Satan challenged God because he wanted to be first. God, on the other hand, competes with no one. Nor does He desire us to compete with each other.
Bill Onisick, analyzing his fears in this pre-Passover season, comes to the conclusion that fear, Satan's most effective tool, is a result of lack of faith. Fear manifests itself in many forms, including pride, anger, and excessive competition, stemming from feelings of inadequacy and not measuring up to what we pretend we …
Bill Onisick, maintains that in one context, evolution is absolutely real—that is, in the transition of one of God's called-out ones from a state of abject fear to a state of transcendental agape love. Every human being fears that he is going to lose something of value and develops a flight or fight protective mechanism to …
Competition is the root cause of war, business takeovers, and marital discord. Solomon describes man's rivalry with one another as a striving after wind.
Three symptoms of pride include (1) lying to protect our self-image; (2) competitiveness; (3) believing our personal ideas are more valuable than God's Truth.
Wives are admonished to submit to their husbands, children to their parents, servants to their overseers, and we all are admonished to submit to one another.
Our human nature is pure vanity with a heart that is desperately deceitful and wicked, motivated by self-centeredness, a deadly combination for producing sin.
God wants us to walk—live our lives—by faith, but our pride and vanity frequently get in the way. Critically, pride causes us to reject God and His Word.
Richard Ritenbaugh contends that we in the church should side neither with the progressive (liberal) worldview nor the traditional (conservative) worldview, but march to the beat of a different drummer. Americans, as part of the culture of Israel, debate absolutely everything. The Bible takes a very dim view of argument, debate, …
The hallmark of Christian character is humility, which comes about only when one sees himself in comparison to God. Pride makes distorted comparisons.
Nimrod's tale is one of arrogance and blindness. He did not use his leadership abilities constructively but for self-exaltation and the pursuit of preeminence.
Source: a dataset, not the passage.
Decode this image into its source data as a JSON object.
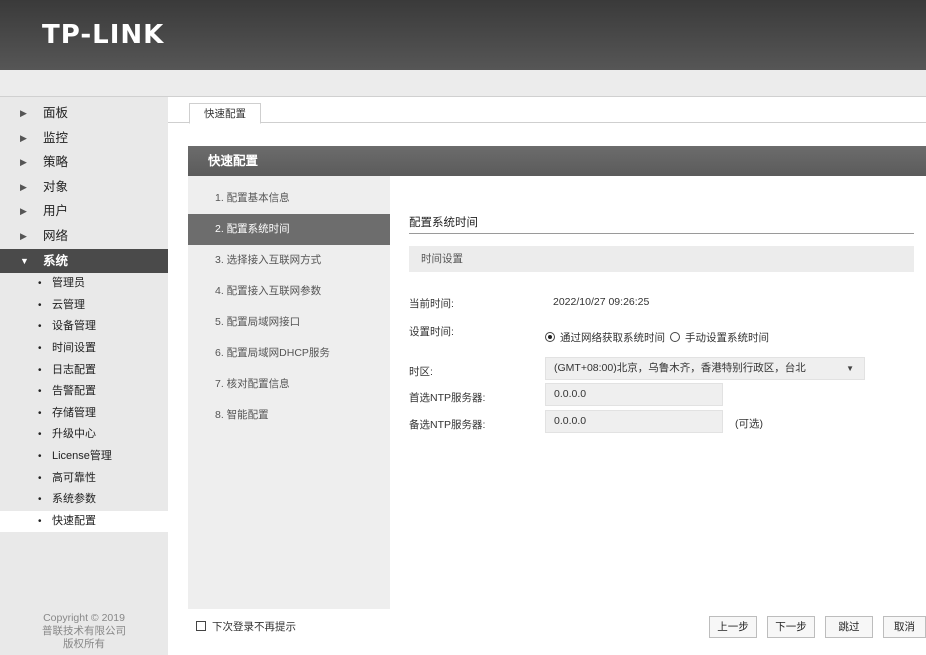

Because of our lack of self-discipline and willingness to guard the truth, we have allowed our theological base to deteriorate under the persuasion of the world.
John Ritenbaugh observes that although each of God's festivals depicts increasingly larger numbers of people being drawn to God, the counter pulls emanating from sinful carnal human nature war against the prompts of God's Holy Spirit, producing continual conflict. Choosing between these two opposite poles is something we have to …
This world lauds warmakers, but God says that peacemakers are blessed. The first step in becoming a peacemaker is to be reconciled to God.
Humility, poverty of spirit, and acknowledging our total dependence on God are of the utmost importance. God responds to those who are humble.
Helel became lifted up in pride because of the abundance of his trading, leading him to be excessively competitive, driving him to resentment against God.
In this conclusion to the two-part vanity series, John Ritenbaugh bridges the Old and New Testament understanding on this vast, sprawling subject. Solomon's statement that all of life is vanity (transitory, useless, and illusory) is only true if one is not privy to God's ultimate purpose for mankind. Paul describes what God is …